Blog 5/05/23

Weekly Spotlight 5/5/23 – 5/11/23

ATF Director Taken to Task by Congress for Federal Overreach

In recent weeks, we’ve written extensively about the Bureau of Alcohol, Tobacco, Firearms, and Explosives (ATF)’s overreach and unconstitutional pistol brace rule set to take effect at the end of this month.  Leaders on Capitol Hill have also been paying close attention, which is why the House Judiciary Committee recently called ATF Director Steve Dettelbach to testify at an oversight hearing. 

The hearing, led by House Judiciary Chairman Jim Jordan, covered a litany of issues that the ATF has engaged on since President Biden appointed Director Dettelbach, with the ATF’s pistol brace rule taking center stage.  Here’s how the issue and hearing can be summed up.  The ATF is implementing a rule that could effectively turn millions of law-abiding American gun owners into criminals overnight, and Director Dettelbach did not seem concerned with that prospect. 

The rule, “Factoring Criteria for Firearms with Attached ‘Stabilizing Braces,” reclassifies pistols with attached stabilizing braces as short-barreled rifles, impacting millions of firearms and gun owners – many of whom are disabled veterans and seniors who use the brace to shoot safely.  These law-abiding citizens will be given three options: 1) place their firearm on a federal registry, 2) surrender or destroy the brace, or 3) face criminal penalties – including prison time. 

At the Judiciary hearing, Director Dettelbach failed to articulate a good reason for why the rule will make American communities safer or reduce crime.
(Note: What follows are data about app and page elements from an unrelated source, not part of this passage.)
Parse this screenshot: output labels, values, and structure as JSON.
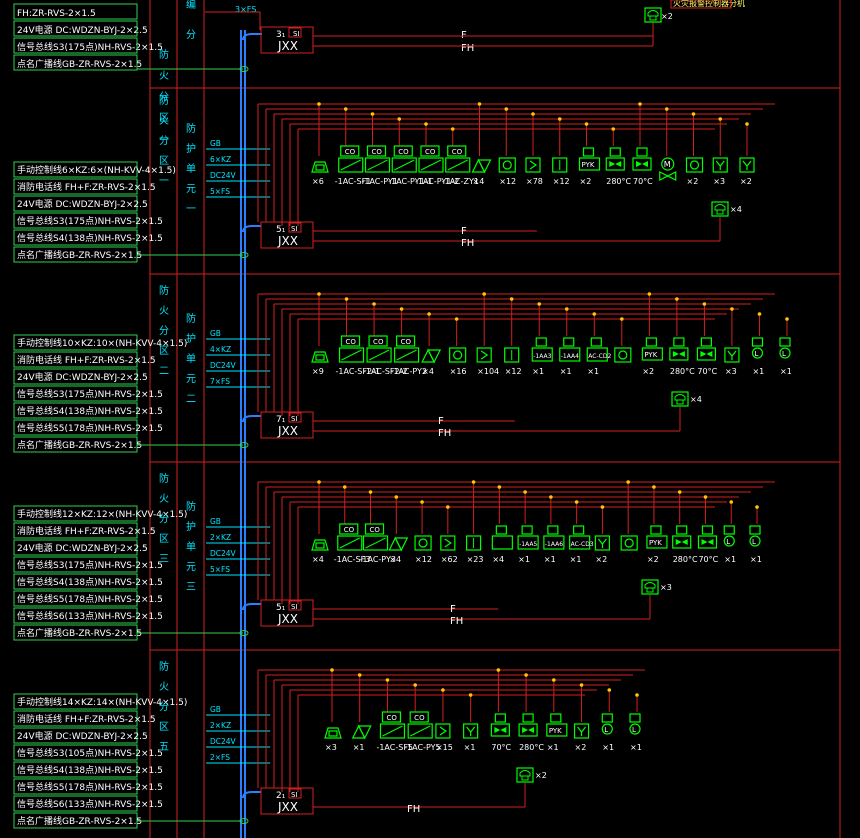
{
  "colors": {
    "background": "#000000",
    "frame": "#d42020",
    "trunk": "#2a7fff",
    "bus": "#30d050",
    "device": "#00ff00",
    "label": "#ffffff",
    "zone_text": "#00e5ff",
    "tap_dot": "#ffc800"
  },
  "top": {
    "cables": [
      "FH:ZR-RVS-2×1.5",
      "24V电源 DC:WDZN-BYJ-2×2.5",
      "信号总线S3(175点)NH-RVS-2×1.5",
      "点名广播线GB-ZR-RVS-2×1.5"
    ],
    "box_num": "3₁",
    "box_si": "SI",
    "box_label": "JXX",
    "line_f": "F",
    "line_fh": "FH",
    "zone_col1": [
      "防",
      "火",
      "分",
      "区",
      "一"
    ],
    "zone_col2_top": [
      "编",
      "分"
    ],
    "bus_label": "3×FS",
    "top_note": "火灾报警控制器分机",
    "phone_count": "×2"
  },
  "sections": [
    {
      "cables": [
        "手动控制线6×KZ:6×(NH-KVV-4×1.5)",
        "消防电话线 FH+F:ZR-RVS-2×1.5",
        "24V电源 DC:WDZN-BYJ-2×2.5",
        "信号总线S3(175点)NH-RVS-2×1.5",
        "信号总线S4(138点)NH-RVS-2×1.5",
        "点名广播线GB-ZR-RVS-2×1.5"
      ],
      "zone_col1": [
        "防",
        "火",
        "分",
        "区",
        "一"
      ],
      "zone_col2": [
        "防",
        "护",
        "单",
        "元",
        "一"
      ],
      "bus_labels": [
        "GB",
        "6×KZ",
        "DC24V",
        "5×FS"
      ],
      "box_num": "5₁",
      "box_si": "SI",
      "box_label": "JXX",
      "line_f": "F",
      "line_fh": "FH",
      "devices": [
        {
          "icon": "speaker",
          "code": "",
          "label": "×6"
        },
        {
          "icon": "module",
          "code": "-1AC-SF1",
          "label": ""
        },
        {
          "icon": "module",
          "code": "-1AC-PY1",
          "label": ""
        },
        {
          "icon": "module",
          "code": "-1AC-PY1-1",
          "label": ""
        },
        {
          "icon": "module",
          "code": "-1AC-PY1-2",
          "label": ""
        },
        {
          "icon": "module",
          "code": "-1AC-ZY1",
          "label": ""
        },
        {
          "icon": "bell",
          "code": "",
          "label": "×4"
        },
        {
          "icon": "smoke",
          "code": "",
          "label": "×12"
        },
        {
          "icon": "sd",
          "code": "",
          "label": "×78"
        },
        {
          "icon": "heat",
          "code": "",
          "label": "×12"
        },
        {
          "icon": "pyk",
          "code": "",
          "label": "×2"
        },
        {
          "icon": "valve",
          "code": "",
          "label": "280°C"
        },
        {
          "icon": "valve",
          "code": "",
          "label": "70°C"
        },
        {
          "icon": "m",
          "code": "",
          "label": ""
        },
        {
          "icon": "smoke",
          "code": "",
          "label": "×2"
        },
        {
          "icon": "y",
          "code": "",
          "label": "×3"
        },
        {
          "icon": "y",
          "code": "",
          "label": "×2"
        }
      ],
      "phone_count": "×4"
    },
    {
      "cables": [
        "手动控制线10×KZ:10×(NH-KVV-4×1.5)",
        "消防电话线 FH+F:ZR-RVS-2×1.5",
        "24V电源 DC:WDZN-BYJ-2×2.5",
        "信号总线S3(175点)NH-RVS-2×1.5",
        "信号总线S4(138点)NH-RVS-2×1.5",
        "信号总线S5(178点)NH-RVS-2×1.5",
        "点名广播线GB-ZR-RVS-2×1.5"
      ],
      "zone_col1": [
        "防",
        "火",
        "分",
        "区",
        "二"
      ],
      "zone_col2": [
        "防",
        "护",
        "单",
        "元",
        "二"
      ],
      "bus_labels": [
        "GB",
        "4×KZ",
        "DC24V",
        "7×FS"
      ],
      "box_num": "7₁",
      "box_si": "SI",
      "box_label": "JXX",
      "line_f": "F",
      "line_fh": "FH",
      "devices": [
        {
          "icon": "speaker",
          "code": "",
          "label": "×9"
        },
        {
          "icon": "module",
          "code": "-1AC-SF2-1",
          "label": ""
        },
        {
          "icon": "module",
          "code": "-1AC-SF2-2",
          "label": ""
        },
        {
          "icon": "module",
          "code": "-1AC-PY2",
          "label": ""
        },
        {
          "icon": "bell",
          "code": "",
          "label": "×4"
        },
        {
          "icon": "smoke",
          "code": "",
          "label": "×16"
        },
        {
          "icon": "sd",
          "code": "",
          "label": "×104"
        },
        {
          "icon": "heat",
          "code": "",
          "label": "×12"
        },
        {
          "icon": "mod2",
          "code": "-1AA3",
          "label": "×1"
        },
        {
          "icon": "mod2",
          "code": "-1AA4",
          "label": "×1"
        },
        {
          "icon": "mod2",
          "code": "AC-CD2",
          "label": "×1"
        },
        {
          "icon": "smoke",
          "code": "",
          "label": ""
        },
        {
          "icon": "pyk",
          "code": "",
          "label": "×2"
        },
        {
          "icon": "valve",
          "code": "",
          "label": "280°C"
        },
        {
          "icon": "valve",
          "code": "",
          "label": "70°C"
        },
        {
          "icon": "y",
          "code": "",
          "label": "×3"
        },
        {
          "icon": "l",
          "code": "",
          "label": "×1"
        },
        {
          "icon": "l",
          "code": "",
          "label": "×1"
        }
      ],
      "phone_count": "×4"
    },
    {
      "cables": [
        "手动控制线12×KZ:12×(NH-KVV-4×1.5)",
        "消防电话线 FH+F:ZR-RVS-2×1.5",
        "24V电源 DC:WDZN-BYJ-2×2.5",
        "信号总线S3(175点)NH-RVS-2×1.5",
        "信号总线S4(138点)NH-RVS-2×1.5",
        "信号总线S5(178点)NH-RVS-2×1.5",
        "信号总线S6(133点)NH-RVS-2×1.5",
        "点名广播线GB-ZR-RVS-2×1.5"
      ],
      "zone_col1": [
        "防",
        "火",
        "分",
        "区",
        "三"
      ],
      "zone_col2": [
        "防",
        "护",
        "单",
        "元",
        "三"
      ],
      "bus_labels": [
        "GB",
        "2×KZ",
        "DC24V",
        "5×FS"
      ],
      "box_num": "5₁",
      "box_si": "SI",
      "box_label": "JXX",
      "line_f": "F",
      "line_fh": "FH",
      "devices": [
        {
          "icon": "speaker",
          "code": "",
          "label": "×4"
        },
        {
          "icon": "module",
          "code": "-1AC-SF3",
          "label": ""
        },
        {
          "icon": "module",
          "code": "-1AC-PY3",
          "label": ""
        },
        {
          "icon": "bell",
          "code": "",
          "label": "×4"
        },
        {
          "icon": "smoke",
          "code": "",
          "label": "×12"
        },
        {
          "icon": "sd",
          "code": "",
          "label": "×62"
        },
        {
          "icon": "heat",
          "code": "",
          "label": "×23"
        },
        {
          "icon": "mod2",
          "code": "",
          "label": "×4"
        },
        {
          "icon": "mod2",
          "code": "-1AA5",
          "label": "×1"
        },
        {
          "icon": "mod2",
          "code": "-1AA6",
          "label": "×1"
        },
        {
          "icon": "mod2",
          "code": "AC-CD3",
          "label": "×1"
        },
        {
          "icon": "y",
          "code": "",
          "label": "×2"
        },
        {
          "icon": "smoke",
          "code": "",
          "label": ""
        },
        {
          "icon": "pyk",
          "code": "",
          "label": "×2"
        },
        {
          "icon": "valve",
          "code": "",
          "label": "280°C"
        },
        {
          "icon": "valve",
          "code": "",
          "label": "70°C"
        },
        {
          "icon": "l",
          "code": "",
          "label": "×1"
        },
        {
          "icon": "l",
          "code": "",
          "label": "×1"
        }
      ],
      "phone_count": "×3"
    },
    {
      "cables": [
        "手动控制线14×KZ:14×(NH-KVV-4×1.5)",
        "消防电话线 FH+F:ZR-RVS-2×1.5",
        "24V电源 DC:WDZN-BYJ-2×2.5",
        "信号总线S3(105点)NH-RVS-2×1.5",
        "信号总线S4(138点)NH-RVS-2×1.5",
        "信号总线S5(178点)NH-RVS-2×1.5",
        "信号总线S6(133点)NH-RVS-2×1.5",
        "点名广播线GB-ZR-RVS-2×1.5"
      ],
      "zone_col1": [
        "防",
        "火",
        "分",
        "区",
        "五"
      ],
      "zone_col2": [],
      "bus_labels": [
        "GB",
        "2×KZ",
        "DC24V",
        "2×FS"
      ],
      "box_num": "2₁",
      "box_si": "SI",
      "box_label": "JXX",
      "line_f": "",
      "line_fh": "FH",
      "devices": [
        {
          "icon": "speaker",
          "code": "",
          "label": "×3"
        },
        {
          "icon": "bell",
          "code": "",
          "label": "×1"
        },
        {
          "icon": "module",
          "code": "-1AC-SF5",
          "label": ""
        },
        {
          "icon": "module",
          "code": "-1AC-PY5",
          "label": ""
        },
        {
          "icon": "sd",
          "code": "",
          "label": "×15"
        },
        {
          "icon": "y",
          "code": "",
          "label": "×1"
        },
        {
          "icon": "valve",
          "code": "",
          "label": "70°C"
        },
        {
          "icon": "valve",
          "code": "",
          "label": "280°C"
        },
        {
          "icon": "pyk",
          "code": "",
          "label": "×1"
        },
        {
          "icon": "y",
          "code": "",
          "label": "×2"
        },
        {
          "icon": "l",
          "code": "",
          "label": "×1"
        },
        {
          "icon": "l",
          "code": "",
          "label": "×1"
        }
      ],
      "phone_count": "×2"
    }
  ]
}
He was unable to provide a reasonable explanation for why this rule is an apparent flip-flop from years of ATF guidance on pistol braces.  Rep. Mike Johnson asked, “Does it concern you that for years, law-abiding Americans relied on the ATF’s guidance in purchasing stabilizing braces, and now due to a regulation – not a law passed by Congress, but a regulation – millions of them are suddenly going to become felons?”  Dettelbach, unsurprisingly, did not provide any meaningful response.  

On top of that, Rep. Thomas Massie called out the extreme penalties that could be levied on law-abiding Americans if they do not comply with the ATF’s unconstitutional rule. Watch that exchange below:

Americans should be gravely concerned with this kind of abuse of power – an unelected bureaucrat is subverting Congress to impose an unconstitutional regulation impacting millions of responsible gun owners.  The ATF should reverse course and refuse to implement this new pistol brace rule.  Otherwise, Congress should pass the Congressional Review Act introduced by Reps. Richard Hudson and Andrew Clyde to repeal the rule and protect law abiding gun owners. 

Send a letter TODAY urging your representative to vote to REPEAL the ATF’s unconstitutional rule!


As late as 2013, 45 out of 50 states required their citizens to obtain a government permit in order to carry a concealed handgun.  Today, 26 states have removed that requirement, making the United States a majority-constitutional carry nation.  This trend is building momentum because more and more citizens want to become their own first line of defense, and state governments have responded in kind. South Carolina now has the opportunity to do the same.  S.109 and H.3594 would make South Carolina the 27th state to pass a constitutional or permitless carry law.  As we’ve seen in other states that have gone through a similar debate, there has been some alarm-ringing out there about what this legislation does and doesn’t do, so let’s set the record straight.

A recent federal ruling by the U.S. District Court for the Southern District of Illinois on a gun law had a massive impact on local gun sales, shop owners reported on Saturday.  Judge Stephen Patrick McGlynn issued a temporary injunction on Friday against the enforcement of a gun law that would ban some semiautomatic weapons, penalize individuals who carry or possess certain “assault weapons” and require citizens to register with the Illinois State Police should they possess a weapon.  McGlynn ruled that the law, which was signed in January, “did not just regulate the rights of the people to defend themselves; it restricted that right, and in some cases, completely obliterated that right by criminalizing the purchase and the sale of more than 190 ‘arms.'”

Indiana state lawmakers have sent the state’s Republican governor a bill that would create a state-funded handgun training program available for teachers, something critics have said could wrongly increase the number of guns in schools.  The state Senate gave the bill its final approval Wednesday evening after the House concurred with changes to the legislation earlier that day.  The bill, which passed the Senate 41-8 without debate and now goes to the desk of Indiana Gov. Eric Holcomb, is the cumulation of efforts by state lawmakers to offer additional training that have failed in recent years.  That legislation was previously halted by opposition from both gun-rights advocates, who said training mandates would overstep local control, and gun-control proponents, who argued against steps they see as arming teachers.

The Alaska House of Representatives passed House Joint Resolution 3, urging Congress to pass the Concealed Carry Reciprocity Act or a similar bill. The resolution requests that Congress pass legislation allowing individuals with valid concealed carry permits from one state to lawfully carry a concealed firearm in another state to the same degree that an individual with a valid permit from that state can do so.